Treatment of Fall Armyworms

Often by the time fall armyworm damage is noticed, the caterpillars have finished feeding and have moved into the soil to pupate (transform into an adult). Treating at this stage is ineffective.

However, if the damage is noticed quickly enough, treatment can be somewhat effective.

army worm

A telltale indication the caterpillar is the fall armyworm is the distinctive inverted “Y” on its head.

Begin by looking at the edge of the damaged area. Fall armyworms feed most actively in the early morning and late afternoon. Also look for flocks of birds feeding along the edge of damaged turf. Getting down on hands and knees to search will be necessary. Fall armyworms vary in color from green to brown to almost black. Typically, they are 1” to 1 ½” long when they are noticed. One give away to their identification is the distinctive inverted “Y” on the head.

Many insecticides marketed for turf pests will control fall armyworm. Chemical control is needed if natural enemies do not keep infestations below the economic threshold of 1 caterpillar per square foot. The key to control is catching the problem early.

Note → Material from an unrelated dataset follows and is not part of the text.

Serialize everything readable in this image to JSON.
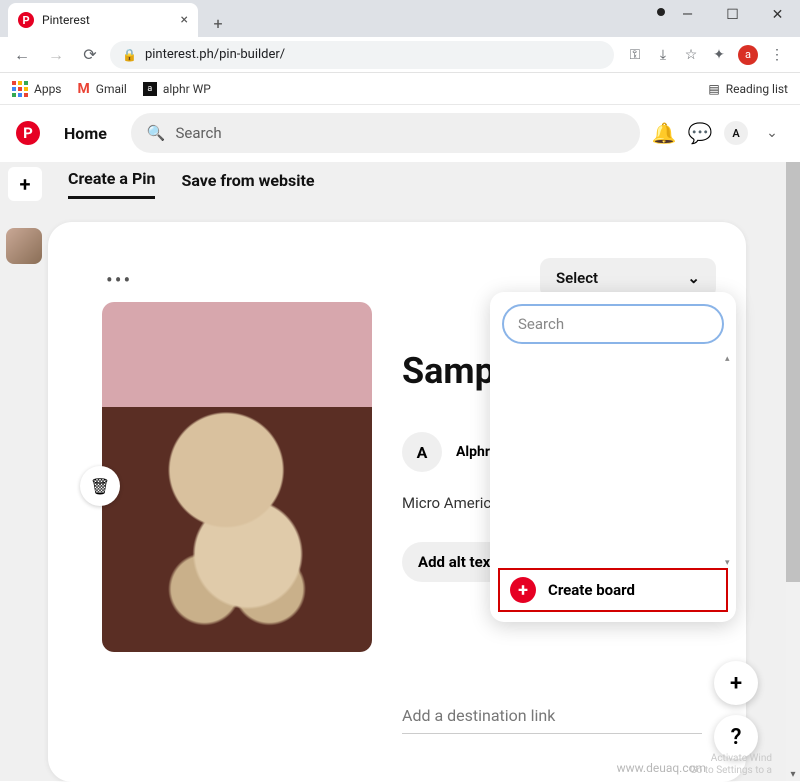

However, it is quite often too late to treat when the damage is noticed.

When using any pesticide, always read and follow all label directions. To minimize harm to honeybees, never apply insecticides to open flowers. White clover blooms in the lawn are attractive to bees. If this is the case, mow before treating to remove the flowers. Waiting until late afternoon is also advisable because the bees will have returned to the hive and the armyworms will be out feeding. Preventive fall armyworm applications are not recommended.

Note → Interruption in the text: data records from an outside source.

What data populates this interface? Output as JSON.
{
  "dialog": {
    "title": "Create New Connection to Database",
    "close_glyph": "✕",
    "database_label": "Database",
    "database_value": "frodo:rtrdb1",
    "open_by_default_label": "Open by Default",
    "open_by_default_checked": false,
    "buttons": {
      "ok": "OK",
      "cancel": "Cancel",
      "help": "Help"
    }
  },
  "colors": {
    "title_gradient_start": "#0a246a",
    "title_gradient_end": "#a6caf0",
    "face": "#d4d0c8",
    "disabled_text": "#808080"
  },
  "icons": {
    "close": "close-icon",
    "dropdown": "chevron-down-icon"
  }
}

Thanks to Mrs. Charlotte Glenn, NC State Extension Master Gardener℠ Volunteer Coordinator, for help with this article. For answers to your agricultural questions, call the N.C. Cooperative Extension, Caldwell County Center at 828-757-1290 or visit us online anytime.